After a much needed day off for this Dodgers team, they look to get back into the swing of things in Game 3 against the Tampa Bay Rays. With Walker Buehler unable to pitch in Game 2, the relative bullpen game for the Dodgers against Blake Snell was the most lopsided matchup for the entire series. Charlie Morton will take the mound for the Rays, and with a potential Game 7 next Wednesday, this lines up the same matchup if need be on that day.
|SS||Seager (L)||2B||Lowe (L)|
|1B||Muncy (L)||1B||Choi (L)|
|CF||Bellinger (L)||3B||Wendle (L)|
|LF||Pederson (L)||CF||Kiermaier (L)|
|P||Buehler (R)||P||Morton (R)|
Austin Barnes will be starting at catcher just like in Game 1. Clearly, the team has decided that whatever benefits Barnes brings via his game calling, defense, and framing outweighs the potential issue his bat brings in the lineup. Will Smith will still remain in the game as the designated hitter. The Dodgers feature two players with an OPS above 1.000 against right-handed pitching, with Mookie Betts (1.061), and Will Smith (1.040). Following that up, Corey Seager (.998) and Justin Turner (.914) also tear up right-handed pitching. This lineup also includes Chris Taylor (.898), and Cody Bellinger (.854), and the reason I include both of those two is that all of those guys listed have a higher OPS against right-handed pitching than the top batter on the Rays, Brandon Lowe (.838). Needless to say, the Dodgers have the advantage there. Lowe also hit two home runs in Game 2 against Tony Gonsolin and Dustin May. That’s baseball.
Like mentioned, the Dodgers hit very well against right-handed pitching in general. Their .837 OPS against right-handed pitching trailed only the Braves, while their 126 wRC+ was tied for first. Meanwhile, the Rays have been worse against right-handed pitching with a .738 OPS, good for 15th in the league.
Buehler has allowed just four runs over his four starts and 19 innings this postseason, good for a 1.89 ERA. While he’s struck out 29 over that span, it hasn’t all been pretty, as he’s also totaled 11 walks. However, during his Game 6 start in the NLCS, his control was much better — allowing no runs across six innings with six strikeouts and no walks. Barnes was also starting behind the plate that game.
Morton has been great for the Rays this postseason, with a 3-0 record and a 0.57 ERA over 15.2 innings. He’s allowed just eleven hits and four walks over that stretch. As good as Snell and Tyler Glasnow can be at times, Morton has been their best starter thus far. Most recently, he allowed just two hits in his Game 7 ALCS start to close out the Houston Astros.
Overall this season, the Rays have struggled against fastballs, with a wOBA of .326, ranking 26th in the league. With Buehler on the mound, they’ll likely be facing a lot of fastballs, especially considering it seems to be the pitch least impacted by his blister issues. He was already 10th in the league with fastball usage among 158 qualified pitchers at 62.3%. Additionally, the Rays have also struggled against velocity, with a .299 wOBA on pitches 95 mph and above, 22nd in the league. With Buehler averaging 96.9 mph on his fastball, the Rays will likely see frequent high velocity fastballs tonight.

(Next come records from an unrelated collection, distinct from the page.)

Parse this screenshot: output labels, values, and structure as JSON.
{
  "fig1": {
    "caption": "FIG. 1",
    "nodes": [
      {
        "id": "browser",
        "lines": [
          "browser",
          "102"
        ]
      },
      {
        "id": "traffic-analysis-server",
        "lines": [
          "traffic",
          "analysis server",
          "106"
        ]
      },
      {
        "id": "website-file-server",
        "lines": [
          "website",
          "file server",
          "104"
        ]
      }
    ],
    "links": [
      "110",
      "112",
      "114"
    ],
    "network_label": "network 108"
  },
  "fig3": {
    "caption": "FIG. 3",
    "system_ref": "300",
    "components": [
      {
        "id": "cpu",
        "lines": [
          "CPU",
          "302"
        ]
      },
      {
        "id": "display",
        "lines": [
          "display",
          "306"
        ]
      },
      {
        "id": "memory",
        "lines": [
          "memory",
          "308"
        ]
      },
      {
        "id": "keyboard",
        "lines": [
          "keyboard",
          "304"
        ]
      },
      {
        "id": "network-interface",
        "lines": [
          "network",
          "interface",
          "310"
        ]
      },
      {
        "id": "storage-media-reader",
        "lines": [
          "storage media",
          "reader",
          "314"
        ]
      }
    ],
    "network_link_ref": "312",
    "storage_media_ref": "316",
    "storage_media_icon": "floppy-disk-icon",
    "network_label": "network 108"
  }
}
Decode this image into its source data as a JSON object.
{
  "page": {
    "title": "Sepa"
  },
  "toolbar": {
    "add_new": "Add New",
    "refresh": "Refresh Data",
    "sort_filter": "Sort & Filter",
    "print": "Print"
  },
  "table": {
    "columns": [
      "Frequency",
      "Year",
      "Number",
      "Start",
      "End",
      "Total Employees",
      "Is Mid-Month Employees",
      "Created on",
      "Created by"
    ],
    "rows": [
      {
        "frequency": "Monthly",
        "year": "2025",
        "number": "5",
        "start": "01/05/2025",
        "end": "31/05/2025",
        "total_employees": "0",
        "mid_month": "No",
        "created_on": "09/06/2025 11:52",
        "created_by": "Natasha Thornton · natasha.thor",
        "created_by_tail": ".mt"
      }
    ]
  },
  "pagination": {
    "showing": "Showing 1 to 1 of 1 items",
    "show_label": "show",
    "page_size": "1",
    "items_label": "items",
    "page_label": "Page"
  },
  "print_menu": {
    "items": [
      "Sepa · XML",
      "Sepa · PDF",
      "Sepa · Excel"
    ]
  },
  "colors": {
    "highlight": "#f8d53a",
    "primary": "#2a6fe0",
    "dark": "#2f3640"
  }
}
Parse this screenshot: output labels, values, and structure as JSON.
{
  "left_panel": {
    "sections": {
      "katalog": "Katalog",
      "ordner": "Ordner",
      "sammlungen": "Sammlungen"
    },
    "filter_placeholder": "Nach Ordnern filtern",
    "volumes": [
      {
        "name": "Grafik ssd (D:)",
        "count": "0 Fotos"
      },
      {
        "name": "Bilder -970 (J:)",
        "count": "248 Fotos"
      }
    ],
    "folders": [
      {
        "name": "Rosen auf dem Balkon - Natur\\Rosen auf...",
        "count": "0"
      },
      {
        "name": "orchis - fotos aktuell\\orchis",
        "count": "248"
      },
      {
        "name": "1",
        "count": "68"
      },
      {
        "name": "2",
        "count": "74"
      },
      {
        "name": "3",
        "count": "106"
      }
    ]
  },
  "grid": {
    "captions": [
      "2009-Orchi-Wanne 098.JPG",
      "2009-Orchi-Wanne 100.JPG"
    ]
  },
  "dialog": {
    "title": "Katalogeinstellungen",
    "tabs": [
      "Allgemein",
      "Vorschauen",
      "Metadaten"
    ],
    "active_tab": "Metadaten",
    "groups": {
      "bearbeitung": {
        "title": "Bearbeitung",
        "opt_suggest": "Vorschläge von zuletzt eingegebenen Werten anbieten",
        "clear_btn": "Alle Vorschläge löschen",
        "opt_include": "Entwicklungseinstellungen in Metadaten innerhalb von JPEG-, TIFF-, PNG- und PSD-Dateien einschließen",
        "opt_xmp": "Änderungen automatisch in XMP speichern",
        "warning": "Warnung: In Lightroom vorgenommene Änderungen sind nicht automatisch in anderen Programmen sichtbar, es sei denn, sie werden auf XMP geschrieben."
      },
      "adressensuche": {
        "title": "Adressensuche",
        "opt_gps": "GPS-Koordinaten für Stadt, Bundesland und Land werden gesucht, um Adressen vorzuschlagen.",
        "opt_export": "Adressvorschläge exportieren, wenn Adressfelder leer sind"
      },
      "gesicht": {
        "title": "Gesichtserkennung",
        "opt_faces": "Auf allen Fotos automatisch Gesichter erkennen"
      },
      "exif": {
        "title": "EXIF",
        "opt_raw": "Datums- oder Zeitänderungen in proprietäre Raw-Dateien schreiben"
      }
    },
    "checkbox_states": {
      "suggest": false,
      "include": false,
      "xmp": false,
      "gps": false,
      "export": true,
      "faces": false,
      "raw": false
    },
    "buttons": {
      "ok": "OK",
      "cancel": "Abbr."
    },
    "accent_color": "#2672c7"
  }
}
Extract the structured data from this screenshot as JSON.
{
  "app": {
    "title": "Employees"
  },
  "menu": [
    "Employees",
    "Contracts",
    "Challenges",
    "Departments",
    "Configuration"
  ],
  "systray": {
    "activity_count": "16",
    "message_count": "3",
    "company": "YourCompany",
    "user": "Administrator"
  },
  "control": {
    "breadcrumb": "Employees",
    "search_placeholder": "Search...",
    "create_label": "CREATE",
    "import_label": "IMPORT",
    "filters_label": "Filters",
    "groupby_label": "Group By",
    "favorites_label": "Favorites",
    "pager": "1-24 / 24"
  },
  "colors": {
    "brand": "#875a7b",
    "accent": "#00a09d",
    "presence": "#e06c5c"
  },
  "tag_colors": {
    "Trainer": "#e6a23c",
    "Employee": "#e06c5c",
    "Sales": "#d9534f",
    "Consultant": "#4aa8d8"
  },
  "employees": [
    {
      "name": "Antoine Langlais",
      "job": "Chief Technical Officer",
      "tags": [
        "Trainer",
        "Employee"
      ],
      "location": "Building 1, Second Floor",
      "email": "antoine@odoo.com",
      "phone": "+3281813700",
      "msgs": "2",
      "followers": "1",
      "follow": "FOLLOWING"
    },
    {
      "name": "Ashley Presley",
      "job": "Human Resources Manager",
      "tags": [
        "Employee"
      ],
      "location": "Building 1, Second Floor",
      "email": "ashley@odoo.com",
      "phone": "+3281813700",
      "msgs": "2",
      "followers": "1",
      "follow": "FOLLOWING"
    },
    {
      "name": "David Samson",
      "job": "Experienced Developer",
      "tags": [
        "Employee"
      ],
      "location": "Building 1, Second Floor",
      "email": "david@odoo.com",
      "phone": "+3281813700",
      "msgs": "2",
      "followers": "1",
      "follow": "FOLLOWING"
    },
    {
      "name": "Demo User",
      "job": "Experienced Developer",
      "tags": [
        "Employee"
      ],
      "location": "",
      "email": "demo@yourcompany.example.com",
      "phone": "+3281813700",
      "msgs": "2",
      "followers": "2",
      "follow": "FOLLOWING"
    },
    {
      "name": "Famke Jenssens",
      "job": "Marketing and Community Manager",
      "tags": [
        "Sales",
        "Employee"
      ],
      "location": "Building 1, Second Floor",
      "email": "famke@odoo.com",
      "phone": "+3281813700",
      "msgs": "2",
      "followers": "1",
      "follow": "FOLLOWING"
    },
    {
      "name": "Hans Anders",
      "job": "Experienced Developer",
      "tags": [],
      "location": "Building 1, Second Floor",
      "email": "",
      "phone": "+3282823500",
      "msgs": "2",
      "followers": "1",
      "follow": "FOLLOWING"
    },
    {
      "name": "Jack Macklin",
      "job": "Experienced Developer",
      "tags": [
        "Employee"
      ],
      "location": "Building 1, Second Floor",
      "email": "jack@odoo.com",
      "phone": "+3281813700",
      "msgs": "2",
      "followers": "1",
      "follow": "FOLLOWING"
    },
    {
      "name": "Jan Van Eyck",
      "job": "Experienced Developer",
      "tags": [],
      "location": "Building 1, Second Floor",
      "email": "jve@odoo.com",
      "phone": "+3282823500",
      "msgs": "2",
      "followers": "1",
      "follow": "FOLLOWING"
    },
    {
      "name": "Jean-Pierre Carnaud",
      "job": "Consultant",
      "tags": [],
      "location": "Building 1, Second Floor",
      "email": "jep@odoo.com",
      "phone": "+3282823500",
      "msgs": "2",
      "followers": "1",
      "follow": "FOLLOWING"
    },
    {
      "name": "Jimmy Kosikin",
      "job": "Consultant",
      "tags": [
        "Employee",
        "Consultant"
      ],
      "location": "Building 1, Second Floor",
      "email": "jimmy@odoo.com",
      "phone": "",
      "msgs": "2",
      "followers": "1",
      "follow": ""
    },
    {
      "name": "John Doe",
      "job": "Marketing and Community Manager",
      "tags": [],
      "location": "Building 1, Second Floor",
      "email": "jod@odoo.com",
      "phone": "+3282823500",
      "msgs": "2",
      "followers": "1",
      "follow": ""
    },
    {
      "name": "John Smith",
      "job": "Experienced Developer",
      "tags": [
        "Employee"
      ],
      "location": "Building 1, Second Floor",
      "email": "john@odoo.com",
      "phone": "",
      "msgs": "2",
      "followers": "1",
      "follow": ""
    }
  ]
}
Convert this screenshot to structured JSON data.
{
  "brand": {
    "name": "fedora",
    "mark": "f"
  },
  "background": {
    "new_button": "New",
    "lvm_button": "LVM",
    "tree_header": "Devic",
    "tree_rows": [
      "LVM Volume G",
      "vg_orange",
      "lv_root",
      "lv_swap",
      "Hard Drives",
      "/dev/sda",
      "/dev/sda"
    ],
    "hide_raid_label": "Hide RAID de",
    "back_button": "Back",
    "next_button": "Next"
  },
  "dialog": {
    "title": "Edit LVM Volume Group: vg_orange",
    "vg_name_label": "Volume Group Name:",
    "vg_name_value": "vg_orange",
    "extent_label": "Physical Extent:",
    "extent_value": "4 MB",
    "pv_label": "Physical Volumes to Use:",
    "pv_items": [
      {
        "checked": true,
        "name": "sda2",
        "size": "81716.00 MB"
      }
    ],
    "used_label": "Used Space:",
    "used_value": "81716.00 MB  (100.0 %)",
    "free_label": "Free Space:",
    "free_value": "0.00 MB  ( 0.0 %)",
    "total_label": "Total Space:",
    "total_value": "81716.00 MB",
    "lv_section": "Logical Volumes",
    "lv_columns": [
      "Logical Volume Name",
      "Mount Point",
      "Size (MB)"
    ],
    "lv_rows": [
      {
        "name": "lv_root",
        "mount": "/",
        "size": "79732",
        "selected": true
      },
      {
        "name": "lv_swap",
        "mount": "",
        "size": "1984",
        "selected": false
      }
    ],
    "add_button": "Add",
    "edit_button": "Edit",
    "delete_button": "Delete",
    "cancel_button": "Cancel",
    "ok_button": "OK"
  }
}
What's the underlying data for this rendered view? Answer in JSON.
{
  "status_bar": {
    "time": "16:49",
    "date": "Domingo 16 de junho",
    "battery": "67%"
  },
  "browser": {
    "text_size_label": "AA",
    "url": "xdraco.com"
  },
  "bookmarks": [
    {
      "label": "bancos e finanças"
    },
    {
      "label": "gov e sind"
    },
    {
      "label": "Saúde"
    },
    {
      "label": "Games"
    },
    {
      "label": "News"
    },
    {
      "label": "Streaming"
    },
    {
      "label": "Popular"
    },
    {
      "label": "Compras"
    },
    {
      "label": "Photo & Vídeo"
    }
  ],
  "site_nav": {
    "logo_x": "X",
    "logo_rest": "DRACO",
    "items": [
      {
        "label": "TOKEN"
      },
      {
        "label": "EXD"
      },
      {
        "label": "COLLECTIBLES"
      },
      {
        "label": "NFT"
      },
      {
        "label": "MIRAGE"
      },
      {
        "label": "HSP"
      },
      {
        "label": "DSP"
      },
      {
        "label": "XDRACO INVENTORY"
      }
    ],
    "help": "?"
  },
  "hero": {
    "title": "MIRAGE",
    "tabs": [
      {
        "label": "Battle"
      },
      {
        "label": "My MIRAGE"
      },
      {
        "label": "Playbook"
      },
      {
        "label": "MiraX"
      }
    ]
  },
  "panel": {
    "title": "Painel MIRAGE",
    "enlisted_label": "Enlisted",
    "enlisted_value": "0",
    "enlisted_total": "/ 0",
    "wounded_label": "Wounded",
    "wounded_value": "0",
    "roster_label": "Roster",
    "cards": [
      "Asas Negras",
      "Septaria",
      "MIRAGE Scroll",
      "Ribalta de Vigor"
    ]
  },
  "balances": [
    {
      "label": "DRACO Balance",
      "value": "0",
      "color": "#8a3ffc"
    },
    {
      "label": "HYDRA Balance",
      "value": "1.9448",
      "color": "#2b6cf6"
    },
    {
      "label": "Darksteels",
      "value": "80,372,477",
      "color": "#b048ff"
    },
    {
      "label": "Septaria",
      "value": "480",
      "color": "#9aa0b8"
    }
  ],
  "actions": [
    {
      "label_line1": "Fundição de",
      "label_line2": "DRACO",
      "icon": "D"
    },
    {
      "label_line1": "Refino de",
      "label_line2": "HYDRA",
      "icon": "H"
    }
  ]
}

Morton on the other hand threw just 11.8% of his fastballs at 95 and above, with the Dodgers feasting on fastballs lower than 95. They feature a .404 wOBA on fastballs less than 95 MPH, once again trailing only the Braves. This is good news for Turner, because as Dustin outlined, Turner has recently been struggling against high velocity pitches. The Rays have also had the third highest strikeout rate against right-handed pitching this season at 26.3%, and with Buehler featuring a 34.9% strikeout rate thus far in the postseason, he’s a bad matchup for the Rays.
Regardless, none of this matters besides the scoreboard at the end of the day. This matchup favors the Dodgers but they have to show up. The Rays won Game 2, where they had the biggest pitching advantage they’ll have the entire series. It’s time for this team to execute in a game where they should have an advantage.
In other news,
Sounds about right. The team and pitching staff seem to like pitching to Barnes. Buehler had his best start of the postseason with Barnes behind the plate and Clayton Kershaw did as well.
It’s cool to see Blake Treinen speak so highly of Buehler prior to his outing tonight. Hopefully Buehler can perform to those expectations, and so can Treinen whenever he pitches next.
Statistically, closing the roof should have a significant effect on scoring, but with such small sample sizes, it’s unclear how that’ll impact the scoring in these remaining games.
For the first time this postseason, the roof will be closed at Globe Life Field. I’m not sure how much of a difference that’ll make in terms of how the ball reacts or how a virus spreads. Unfortunately, I guess we’ll just find out. Of those fans, you have people coming from Los Angeles, Tampa Bay, and elsewhere, going to this venue with 12,000 people and then traveling back to their respective communities. Great.
First pitch is at 5:08 PT on Fox.